The Astonishing White-faced heron (Egretta novaehollandiae)
Family: The white-faced heron (Egretta novaehollandiae) is a member of the heron family Ardeidae in the genus Egretta.
Habitat: The white-faced heron is most commonly seen in Australia, including New Guinea, the islands of the Torres Strait, Indonesia, and New Zealand—usually one or a pair, stalking about in shallow water or on pastures, occasionally shooting out its long S-shaped neck to catch prey. The white-faced heron is a slow-moving, bouncy bird that usually sits on telephone poles, trees, fence posts, and house roofs.
Identification: Both adult sexes are identical; however, males are larger. General plumage is two-tone grey, with flight feathers darker than the rest of the plumage. The face and stripe on the throat are white. Long grey plumes on the back, vinous on the breast. Eye yellow; naked skin in front of eye slate with lemon eyelid. Bill black. Legs and feet are olive-yellow. The immatures are adults, but little white on the forehead and no nuptial plumes. The downy young are grey; their bill and feet are as adults.
Diet:During the breeding season, white-faced herons tend to be territorial, although they can also graze in groups outside the breeding season, especially after rain or flooding. White-faced herons typically feed alone or in small groups. Their prey is varied, mostly crustaceans, squid, fish, insects, amphibians, spiders, snails, and worms. Their mode of hunting follows the usual wait-and-watch and slow stalk methods, and they will stir one foot in water, but they tend to walk further and more quickly than most larger herons.
Courtship: During courtship, one bird pursues another, gently traveling along a branch with its head lowered and crest and scapulars erect, pecking at sticks. Males and females relieve one another every 10 hours or less during incubation, with much bill-snapping, croaking, and preening. Both parents brood and feed the young through regurgitation, with the chicks typically putting their bills crosswise into their parents’. If chicks are disturbed, they freeze with up-pointing bills. After fledging, they remain with their parents until chased off at the recommencement of nesting.

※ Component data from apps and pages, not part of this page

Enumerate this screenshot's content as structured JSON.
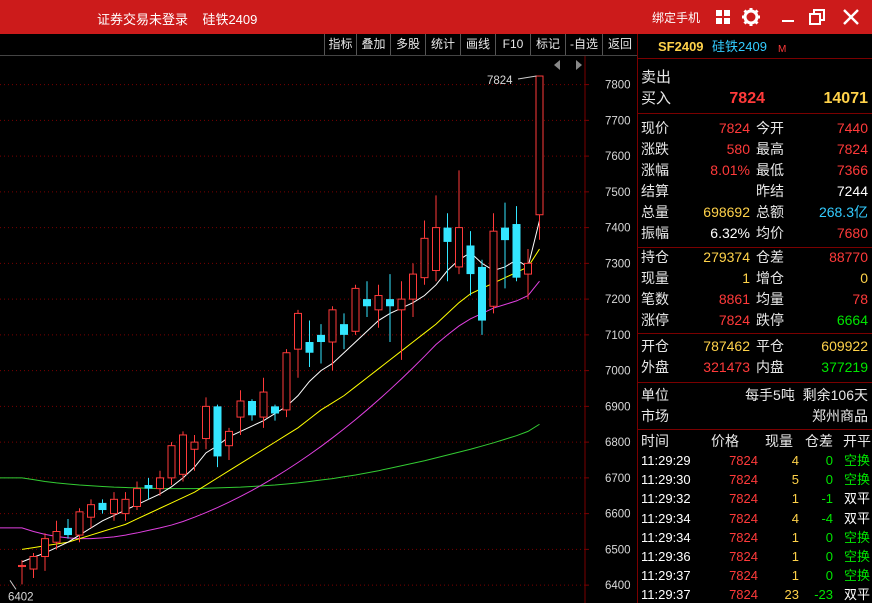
{
  "titlebar": {
    "app_title": "证券交易未登录    硅铁2409",
    "bind_phone": "绑定手机",
    "icons": [
      "grid-icon",
      "gear-icon",
      "minimize-icon",
      "restore-icon",
      "close-icon"
    ]
  },
  "toolbar": {
    "buttons": [
      "指标",
      "叠加",
      "多股",
      "统计",
      "画线",
      "F10",
      "标记",
      "-自选",
      "返回"
    ]
  },
  "chart_data": {
    "type": "candlestick",
    "ylim": [
      6350,
      7880
    ],
    "yticks": [
      6400,
      6500,
      6600,
      6700,
      6800,
      6900,
      7000,
      7100,
      7200,
      7300,
      7400,
      7500,
      7600,
      7700,
      7800
    ],
    "annotations": [
      {
        "label": "7824",
        "value": 7824
      },
      {
        "label": "6402",
        "value": 6402
      }
    ],
    "candles": [
      {
        "o": 6452,
        "h": 6470,
        "l": 6402,
        "c": 6455
      },
      {
        "o": 6445,
        "h": 6490,
        "l": 6420,
        "c": 6480
      },
      {
        "o": 6480,
        "h": 6545,
        "l": 6440,
        "c": 6530
      },
      {
        "o": 6520,
        "h": 6580,
        "l": 6500,
        "c": 6550
      },
      {
        "o": 6560,
        "h": 6585,
        "l": 6530,
        "c": 6540
      },
      {
        "o": 6540,
        "h": 6615,
        "l": 6520,
        "c": 6605
      },
      {
        "o": 6590,
        "h": 6640,
        "l": 6560,
        "c": 6625
      },
      {
        "o": 6630,
        "h": 6640,
        "l": 6600,
        "c": 6610
      },
      {
        "o": 6600,
        "h": 6660,
        "l": 6580,
        "c": 6640
      },
      {
        "o": 6600,
        "h": 6660,
        "l": 6580,
        "c": 6640
      },
      {
        "o": 6620,
        "h": 6690,
        "l": 6610,
        "c": 6670
      },
      {
        "o": 6680,
        "h": 6700,
        "l": 6640,
        "c": 6670
      },
      {
        "o": 6670,
        "h": 6720,
        "l": 6650,
        "c": 6700
      },
      {
        "o": 6700,
        "h": 6800,
        "l": 6680,
        "c": 6790
      },
      {
        "o": 6710,
        "h": 6830,
        "l": 6690,
        "c": 6820
      },
      {
        "o": 6780,
        "h": 6820,
        "l": 6720,
        "c": 6800
      },
      {
        "o": 6810,
        "h": 6925,
        "l": 6780,
        "c": 6900
      },
      {
        "o": 6900,
        "h": 6905,
        "l": 6730,
        "c": 6760
      },
      {
        "o": 6790,
        "h": 6840,
        "l": 6750,
        "c": 6830
      },
      {
        "o": 6870,
        "h": 6945,
        "l": 6820,
        "c": 6915
      },
      {
        "o": 6915,
        "h": 6920,
        "l": 6860,
        "c": 6875
      },
      {
        "o": 6870,
        "h": 6980,
        "l": 6840,
        "c": 6940
      },
      {
        "o": 6900,
        "h": 6905,
        "l": 6860,
        "c": 6880
      },
      {
        "o": 6890,
        "h": 7060,
        "l": 6870,
        "c": 7050
      },
      {
        "o": 7060,
        "h": 7170,
        "l": 6980,
        "c": 7160
      },
      {
        "o": 7080,
        "h": 7140,
        "l": 7010,
        "c": 7050
      },
      {
        "o": 7100,
        "h": 7130,
        "l": 7020,
        "c": 7080
      },
      {
        "o": 7080,
        "h": 7180,
        "l": 7000,
        "c": 7170
      },
      {
        "o": 7130,
        "h": 7160,
        "l": 7060,
        "c": 7100
      },
      {
        "o": 7110,
        "h": 7240,
        "l": 7100,
        "c": 7230
      },
      {
        "o": 7200,
        "h": 7250,
        "l": 7150,
        "c": 7180
      },
      {
        "o": 7170,
        "h": 7240,
        "l": 7120,
        "c": 7210
      },
      {
        "o": 7200,
        "h": 7270,
        "l": 7080,
        "c": 7180
      },
      {
        "o": 7170,
        "h": 7250,
        "l": 7030,
        "c": 7200
      },
      {
        "o": 7200,
        "h": 7300,
        "l": 7150,
        "c": 7270
      },
      {
        "o": 7260,
        "h": 7420,
        "l": 7240,
        "c": 7370
      },
      {
        "o": 7280,
        "h": 7490,
        "l": 7250,
        "c": 7400
      },
      {
        "o": 7400,
        "h": 7440,
        "l": 7250,
        "c": 7360
      },
      {
        "o": 7290,
        "h": 7560,
        "l": 7270,
        "c": 7400
      },
      {
        "o": 7350,
        "h": 7390,
        "l": 7210,
        "c": 7270
      },
      {
        "o": 7290,
        "h": 7310,
        "l": 7100,
        "c": 7140
      },
      {
        "o": 7180,
        "h": 7440,
        "l": 7160,
        "c": 7390
      },
      {
        "o": 7400,
        "h": 7470,
        "l": 7230,
        "c": 7365
      },
      {
        "o": 7410,
        "h": 7460,
        "l": 7250,
        "c": 7260
      },
      {
        "o": 7270,
        "h": 7340,
        "l": 7200,
        "c": 7300
      },
      {
        "o": 7436,
        "h": 7824,
        "l": 7366,
        "c": 7824
      }
    ],
    "ma5": [
      6465,
      6478,
      6490,
      6505,
      6520,
      6540,
      6560,
      6580,
      6595,
      6610,
      6625,
      6640,
      6655,
      6675,
      6700,
      6730,
      6770,
      6790,
      6815,
      6830,
      6845,
      6860,
      6880,
      6900,
      6930,
      6970,
      7000,
      7020,
      7050,
      7080,
      7110,
      7140,
      7160,
      7175,
      7190,
      7210,
      7240,
      7280,
      7310,
      7330,
      7300,
      7280,
      7290,
      7310,
      7290,
      7420
    ],
    "ma10": [
      6500,
      6505,
      6510,
      6515,
      6520,
      6530,
      6540,
      6550,
      6560,
      6570,
      6585,
      6600,
      6615,
      6630,
      6645,
      6660,
      6680,
      6700,
      6720,
      6740,
      6760,
      6780,
      6800,
      6820,
      6840,
      6865,
      6890,
      6910,
      6930,
      6955,
      6980,
      7005,
      7030,
      7055,
      7080,
      7105,
      7130,
      7160,
      7190,
      7215,
      7230,
      7245,
      7260,
      7275,
      7290,
      7340
    ],
    "ma20": [
      6560,
      6550,
      6542,
      6536,
      6532,
      6530,
      6530,
      6532,
      6535,
      6540,
      6546,
      6553,
      6560,
      6568,
      6578,
      6590,
      6603,
      6617,
      6632,
      6648,
      6665,
      6683,
      6702,
      6722,
      6743,
      6765,
      6788,
      6812,
      6837,
      6863,
      6890,
      6918,
      6947,
      6977,
      7008,
      7040,
      7073,
      7100,
      7125,
      7145,
      7160,
      7175,
      7185,
      7195,
      7210,
      7250
    ],
    "ma60": [
      6700,
      6695,
      6690,
      6686,
      6683,
      6680,
      6678,
      6676,
      6674,
      6673,
      6672,
      6671,
      6670,
      6670,
      6670,
      6670,
      6671,
      6672,
      6673,
      6674,
      6676,
      6678,
      6680,
      6683,
      6686,
      6690,
      6694,
      6698,
      6703,
      6708,
      6714,
      6720,
      6727,
      6734,
      6741,
      6748,
      6756,
      6764,
      6772,
      6780,
      6789,
      6798,
      6808,
      6818,
      6830,
      6850
    ]
  },
  "panel": {
    "header": {
      "code": "SF2409",
      "name": "硅铁2409",
      "badge": "M"
    },
    "sell_label": "卖出",
    "buy_label": "买入",
    "buy_price": "7824",
    "buy_volume": "14071",
    "quote_rows": [
      [
        {
          "l": "现价",
          "v": "7824",
          "c": "red"
        },
        {
          "l": "今开",
          "v": "7440",
          "c": "red"
        }
      ],
      [
        {
          "l": "涨跌",
          "v": "580",
          "c": "red"
        },
        {
          "l": "最高",
          "v": "7824",
          "c": "red"
        }
      ],
      [
        {
          "l": "涨幅",
          "v": "8.01%",
          "c": "red"
        },
        {
          "l": "最低",
          "v": "7366",
          "c": "red"
        }
      ],
      [
        {
          "l": "结算",
          "v": "",
          "c": "red"
        },
        {
          "l": "昨结",
          "v": "7244",
          "c": "white"
        }
      ],
      [
        {
          "l": "总量",
          "v": "698692",
          "c": "yellow"
        },
        {
          "l": "总额",
          "v": "268.3亿",
          "c": "cyan"
        }
      ],
      [
        {
          "l": "振幅",
          "v": "6.32%",
          "c": "white"
        },
        {
          "l": "均价",
          "v": "7680",
          "c": "red"
        }
      ]
    ],
    "pos_rows": [
      [
        {
          "l": "持仓",
          "v": "279374",
          "c": "yellow"
        },
        {
          "l": "仓差",
          "v": "88770",
          "c": "red"
        }
      ],
      [
        {
          "l": "现量",
          "v": "1",
          "c": "yellow"
        },
        {
          "l": "增仓",
          "v": "0",
          "c": "yellow"
        }
      ],
      [
        {
          "l": "笔数",
          "v": "8861",
          "c": "red"
        },
        {
          "l": "均量",
          "v": "78",
          "c": "red"
        }
      ],
      [
        {
          "l": "涨停",
          "v": "7824",
          "c": "red"
        },
        {
          "l": "跌停",
          "v": "6664",
          "c": "green"
        }
      ]
    ],
    "open_rows": [
      [
        {
          "l": "开仓",
          "v": "787462",
          "c": "yellow"
        },
        {
          "l": "平仓",
          "v": "609922",
          "c": "yellow"
        }
      ],
      [
        {
          "l": "外盘",
          "v": "321473",
          "c": "red"
        },
        {
          "l": "内盘",
          "v": "377219",
          "c": "green"
        }
      ]
    ],
    "unit_label": "单位",
    "unit_value": "每手5吨  剩余106天",
    "market_label": "市场",
    "market_value": "郑州商品",
    "tick_header": [
      "时间",
      "价格",
      "现量",
      "仓差",
      "开平"
    ],
    "ticks": [
      {
        "t": "11:29:29",
        "p": "7824",
        "v": "4",
        "d": "0",
        "k": "空换",
        "dc": "green",
        "kc": "green"
      },
      {
        "t": "11:29:30",
        "p": "7824",
        "v": "5",
        "d": "0",
        "k": "空换",
        "dc": "green",
        "kc": "green"
      },
      {
        "t": "11:29:32",
        "p": "7824",
        "v": "1",
        "d": "-1",
        "k": "双平",
        "dc": "green",
        "kc": "white"
      },
      {
        "t": "11:29:34",
        "p": "7824",
        "v": "4",
        "d": "-4",
        "k": "双平",
        "dc": "green",
        "kc": "white"
      },
      {
        "t": "11:29:34",
        "p": "7824",
        "v": "1",
        "d": "0",
        "k": "空换",
        "dc": "green",
        "kc": "green"
      },
      {
        "t": "11:29:36",
        "p": "7824",
        "v": "1",
        "d": "0",
        "k": "空换",
        "dc": "green",
        "kc": "green"
      },
      {
        "t": "11:29:37",
        "p": "7824",
        "v": "1",
        "d": "0",
        "k": "空换",
        "dc": "green",
        "kc": "green"
      },
      {
        "t": "11:29:37",
        "p": "7824",
        "v": "23",
        "d": "-23",
        "k": "双平",
        "dc": "green",
        "kc": "white"
      }
    ]
  },
  "colors": {
    "up": "#ff3a3a",
    "down": "#33e6ff",
    "ma5": "#ffffff",
    "ma10": "#ffff00",
    "ma20": "#e040e0",
    "ma60": "#33cc33"
  }
}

Behavior: Herons have a special hinge at the sixth vertebra that allows them to strike with the neck. They also have tufts of powder under the plumage on the breast and rump. These feathers disintegrate to produce a protective powder, which the birds pick up with their bills to groom their plumage. Among the herons, white-faced are generalists, both in their habitats and feeding. They forage on intertidal mud flats and rock pools, swamps, wet pastures, and even residential lawns. On mud flats, the birds normally spread out, but on grassland, they tend to swarm loosely. Geographically nomadic, it can be found in salty and freshwater wetlands, farm dams, pastures, grasslands, crops, shorelines, saltmarsh, tidal mudflats, boat harbors, golf courses, orchards, as well as garden fish ponds.
Vocalization:The white-faced heron’s voice is a loud croak in alarm, guttural notes, and an aggressive grating graak at the nest. Gow, gow, gow is the call that is usually made as a bird returns to its nest. Alarm calls are high-pitched wrank, oooooooooh, or aaarrrgh calls.
Nesting and Breeding:The white-faced heron nests and breeds most of the year, depending on food supplies, mostly in southern and inland Australia over the summer, using northern wetlands more as dry-season refuge. Nest a loose platform of sticks up to 20 m above ground in a tree not necessarily near water. Nests sometimes form loose aggregations. Though the birds may breed in other seasons in reaction to rainfall, breeding usually occurs in the austral spring.
Eggs and Incubation: The white-faced heron lays up to 7, usually 4 eggs, pale blue, oval, about 48 x 35 mm. The incubation period is about 24–26 days for both sexes. The chicks are reared by their parents for 3–4 weeks before leaving the nest in forty days. Usually, only one brood is raised each year.
Distribution:white-faced herons are frequented near lakes, swamps, estuaries, mangroves, dams, tidal mudflats, and grasslands throughout Australia. Nomadic. Also in New Zealand, New Guinea, eastern Indonesia, and some southwestern Pacific islands.
Alternative Names:This bird is also known as White-fronted Heron, Grey Heron, and Blue Crane.
Size: The white-faced heron is about 650–690 mm in length and weighs 520–550 grams.
Predators:Kookaburras, Australian magpies, hawks, and owls are common predators of nestlings.
Races: Possibly two races: one small in New Caledonia and Loyalties; the other larger everywhere else.